So begins the saga of Abram, the next big-hitter name in this book of all books. God tells Abram to “get thee out of thy country, and from thy kindred, and from thy father’s house, unto a land that I will show thee” (12:1). This three-fold separation of Abram rhetorically singles him out for greatness as the chosen one, a parallel to Noah. Abram ‘hero’s journey’ is as old as storytelling itself, so we also know, at best, he will struggle greatly; at worst, it won’t end well.
Genesis 11 introduces the story of the Tower of Babel, the mythos behind the world’s many languages. While I am familiar with this story, as a secular person and 90’s kid, I must admit that I also associate this phrase with the Tower of Babble, the desert hideout in Carmen Sandiego Word Detective. (Wow, now I know why I grew up to be an English teacher. I identified parts of speech for fun.)
As an English teacher, I also know that failure and/or inability to communicate is one of the most frustrating aspects of life. So what exactly did humanity do to warrant this scattering of a previously monolingual culture? Continue reading
Remember earlier when I said that, since God promised a harsher punishment for Adam and Eve than he actually delivered, “the child’s respect for the parent’s word of law could erode”? Well, apparently that happened.

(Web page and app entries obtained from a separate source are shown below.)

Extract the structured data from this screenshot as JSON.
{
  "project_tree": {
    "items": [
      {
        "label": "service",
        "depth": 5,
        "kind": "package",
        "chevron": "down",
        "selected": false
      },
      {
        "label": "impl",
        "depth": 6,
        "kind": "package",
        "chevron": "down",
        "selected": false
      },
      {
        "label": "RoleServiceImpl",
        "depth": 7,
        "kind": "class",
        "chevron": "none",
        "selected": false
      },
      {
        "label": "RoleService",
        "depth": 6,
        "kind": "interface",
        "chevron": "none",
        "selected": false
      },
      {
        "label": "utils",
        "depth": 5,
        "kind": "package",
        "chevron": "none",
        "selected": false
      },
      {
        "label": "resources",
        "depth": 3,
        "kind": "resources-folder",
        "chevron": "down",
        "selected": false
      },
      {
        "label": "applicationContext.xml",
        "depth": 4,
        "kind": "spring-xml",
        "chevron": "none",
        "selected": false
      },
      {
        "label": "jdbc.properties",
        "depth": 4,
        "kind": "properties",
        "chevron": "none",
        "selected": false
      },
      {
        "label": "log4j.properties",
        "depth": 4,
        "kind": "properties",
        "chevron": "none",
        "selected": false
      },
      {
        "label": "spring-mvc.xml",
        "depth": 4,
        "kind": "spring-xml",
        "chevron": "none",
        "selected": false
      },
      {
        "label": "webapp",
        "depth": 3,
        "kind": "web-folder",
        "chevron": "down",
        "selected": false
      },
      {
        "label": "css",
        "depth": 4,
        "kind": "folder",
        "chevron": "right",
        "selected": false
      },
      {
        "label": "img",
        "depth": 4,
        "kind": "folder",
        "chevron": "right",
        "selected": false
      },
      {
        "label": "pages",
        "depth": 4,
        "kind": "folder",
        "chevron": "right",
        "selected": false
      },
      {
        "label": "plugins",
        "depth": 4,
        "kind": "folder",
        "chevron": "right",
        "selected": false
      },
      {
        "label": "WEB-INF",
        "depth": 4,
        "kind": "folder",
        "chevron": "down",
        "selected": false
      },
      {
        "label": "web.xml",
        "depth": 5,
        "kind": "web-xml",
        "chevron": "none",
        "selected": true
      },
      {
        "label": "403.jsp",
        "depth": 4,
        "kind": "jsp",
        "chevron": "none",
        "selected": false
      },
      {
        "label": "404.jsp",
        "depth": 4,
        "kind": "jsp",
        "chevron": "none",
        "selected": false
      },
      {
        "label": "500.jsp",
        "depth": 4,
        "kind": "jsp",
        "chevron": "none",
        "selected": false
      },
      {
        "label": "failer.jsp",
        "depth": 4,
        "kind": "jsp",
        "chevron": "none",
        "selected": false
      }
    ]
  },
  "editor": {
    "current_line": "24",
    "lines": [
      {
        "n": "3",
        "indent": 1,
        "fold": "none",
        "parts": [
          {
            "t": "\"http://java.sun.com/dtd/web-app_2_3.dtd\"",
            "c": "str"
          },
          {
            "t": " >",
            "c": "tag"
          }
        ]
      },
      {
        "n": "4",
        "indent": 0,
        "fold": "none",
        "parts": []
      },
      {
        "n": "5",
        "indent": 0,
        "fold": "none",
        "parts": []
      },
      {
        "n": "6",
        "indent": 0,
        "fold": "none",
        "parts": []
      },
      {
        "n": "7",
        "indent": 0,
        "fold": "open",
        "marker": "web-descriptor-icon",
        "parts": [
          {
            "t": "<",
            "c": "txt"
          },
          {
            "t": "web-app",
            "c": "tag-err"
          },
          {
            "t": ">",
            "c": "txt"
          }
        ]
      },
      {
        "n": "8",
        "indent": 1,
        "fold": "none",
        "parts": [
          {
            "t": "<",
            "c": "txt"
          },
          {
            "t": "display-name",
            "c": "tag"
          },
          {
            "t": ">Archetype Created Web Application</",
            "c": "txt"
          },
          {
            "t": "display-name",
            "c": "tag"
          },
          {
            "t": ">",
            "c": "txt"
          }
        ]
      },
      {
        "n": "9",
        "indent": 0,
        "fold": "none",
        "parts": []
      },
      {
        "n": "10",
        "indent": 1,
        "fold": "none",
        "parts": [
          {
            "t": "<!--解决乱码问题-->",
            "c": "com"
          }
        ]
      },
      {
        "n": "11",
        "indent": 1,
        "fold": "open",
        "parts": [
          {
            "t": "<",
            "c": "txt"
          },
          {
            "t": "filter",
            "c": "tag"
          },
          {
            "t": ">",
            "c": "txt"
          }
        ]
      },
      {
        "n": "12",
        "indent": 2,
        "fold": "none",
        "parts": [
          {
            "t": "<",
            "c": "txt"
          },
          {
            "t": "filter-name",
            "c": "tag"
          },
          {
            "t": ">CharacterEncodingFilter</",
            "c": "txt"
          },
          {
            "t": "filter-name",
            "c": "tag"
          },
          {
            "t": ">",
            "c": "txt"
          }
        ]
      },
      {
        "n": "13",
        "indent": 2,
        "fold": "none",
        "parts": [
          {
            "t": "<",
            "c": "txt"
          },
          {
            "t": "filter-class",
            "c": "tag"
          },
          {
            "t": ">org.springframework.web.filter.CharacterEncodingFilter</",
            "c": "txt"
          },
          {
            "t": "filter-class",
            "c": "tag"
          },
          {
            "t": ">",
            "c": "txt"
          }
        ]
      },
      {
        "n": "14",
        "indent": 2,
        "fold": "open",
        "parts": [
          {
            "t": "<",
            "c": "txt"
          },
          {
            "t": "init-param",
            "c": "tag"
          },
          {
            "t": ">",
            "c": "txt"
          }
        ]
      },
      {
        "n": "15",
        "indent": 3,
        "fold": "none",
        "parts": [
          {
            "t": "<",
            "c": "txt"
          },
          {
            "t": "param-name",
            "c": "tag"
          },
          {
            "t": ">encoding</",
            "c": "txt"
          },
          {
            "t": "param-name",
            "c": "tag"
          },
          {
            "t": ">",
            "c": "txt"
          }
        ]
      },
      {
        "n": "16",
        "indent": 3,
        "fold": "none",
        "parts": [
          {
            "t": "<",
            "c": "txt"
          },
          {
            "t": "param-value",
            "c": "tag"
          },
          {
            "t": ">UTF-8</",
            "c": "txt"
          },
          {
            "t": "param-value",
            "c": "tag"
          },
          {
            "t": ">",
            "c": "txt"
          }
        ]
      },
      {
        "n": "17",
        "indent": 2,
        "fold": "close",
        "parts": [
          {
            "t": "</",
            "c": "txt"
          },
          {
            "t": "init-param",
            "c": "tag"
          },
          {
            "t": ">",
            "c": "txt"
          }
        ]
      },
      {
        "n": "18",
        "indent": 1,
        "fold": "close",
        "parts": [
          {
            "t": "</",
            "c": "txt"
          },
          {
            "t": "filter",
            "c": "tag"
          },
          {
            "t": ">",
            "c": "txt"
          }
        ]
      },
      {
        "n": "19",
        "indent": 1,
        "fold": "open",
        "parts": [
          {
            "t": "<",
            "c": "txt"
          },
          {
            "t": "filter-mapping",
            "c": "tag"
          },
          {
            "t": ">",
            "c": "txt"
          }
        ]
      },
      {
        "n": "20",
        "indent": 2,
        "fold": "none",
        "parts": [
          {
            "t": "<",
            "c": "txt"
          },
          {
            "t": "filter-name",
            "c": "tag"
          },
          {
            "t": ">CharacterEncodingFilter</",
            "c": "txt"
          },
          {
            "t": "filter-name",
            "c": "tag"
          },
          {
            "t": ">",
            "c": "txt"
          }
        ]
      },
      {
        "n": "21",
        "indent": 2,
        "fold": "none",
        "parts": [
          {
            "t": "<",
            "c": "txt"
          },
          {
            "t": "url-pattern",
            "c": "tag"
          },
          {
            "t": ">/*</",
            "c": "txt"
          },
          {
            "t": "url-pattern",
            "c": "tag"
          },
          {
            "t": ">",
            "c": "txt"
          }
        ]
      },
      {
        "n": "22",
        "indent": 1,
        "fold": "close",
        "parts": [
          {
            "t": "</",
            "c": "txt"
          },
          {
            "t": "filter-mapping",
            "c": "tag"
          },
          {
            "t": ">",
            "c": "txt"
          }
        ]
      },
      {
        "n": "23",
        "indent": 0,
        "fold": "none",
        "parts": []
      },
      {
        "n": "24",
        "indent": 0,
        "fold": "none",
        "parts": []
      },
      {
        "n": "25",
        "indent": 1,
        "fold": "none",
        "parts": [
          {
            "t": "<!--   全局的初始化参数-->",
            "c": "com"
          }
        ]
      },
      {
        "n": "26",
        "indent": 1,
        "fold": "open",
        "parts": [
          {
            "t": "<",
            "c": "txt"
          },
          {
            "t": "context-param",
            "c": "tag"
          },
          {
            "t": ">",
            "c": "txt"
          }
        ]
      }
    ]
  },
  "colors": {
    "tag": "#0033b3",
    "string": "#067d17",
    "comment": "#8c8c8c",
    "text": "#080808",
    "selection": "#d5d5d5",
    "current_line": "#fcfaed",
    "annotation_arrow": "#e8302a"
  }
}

This chapter includes another classic story: Cain and Abel. Cain’s story not only parallels his own parents’ casting out of Eden, but begins the solidification of God’s teachings, besides “do what I say or else.” At the same time, though, this chapter introduces how God’s teachings could be manipulated to serve one’s own selfish interests—a warning, perhaps.
So I’m only three chapters in and I’m already mad at this book. That didn’t take long.
As one of the most famous chapters in the Bible—Adam and Eve eat fruit from tree of knowledge and get cast out of Eden—I know I have more biases and prior knowledge here than other chapters. But in looking closely at the text itself, rather than a fable-ized version, I found both surprises and interesting parallels.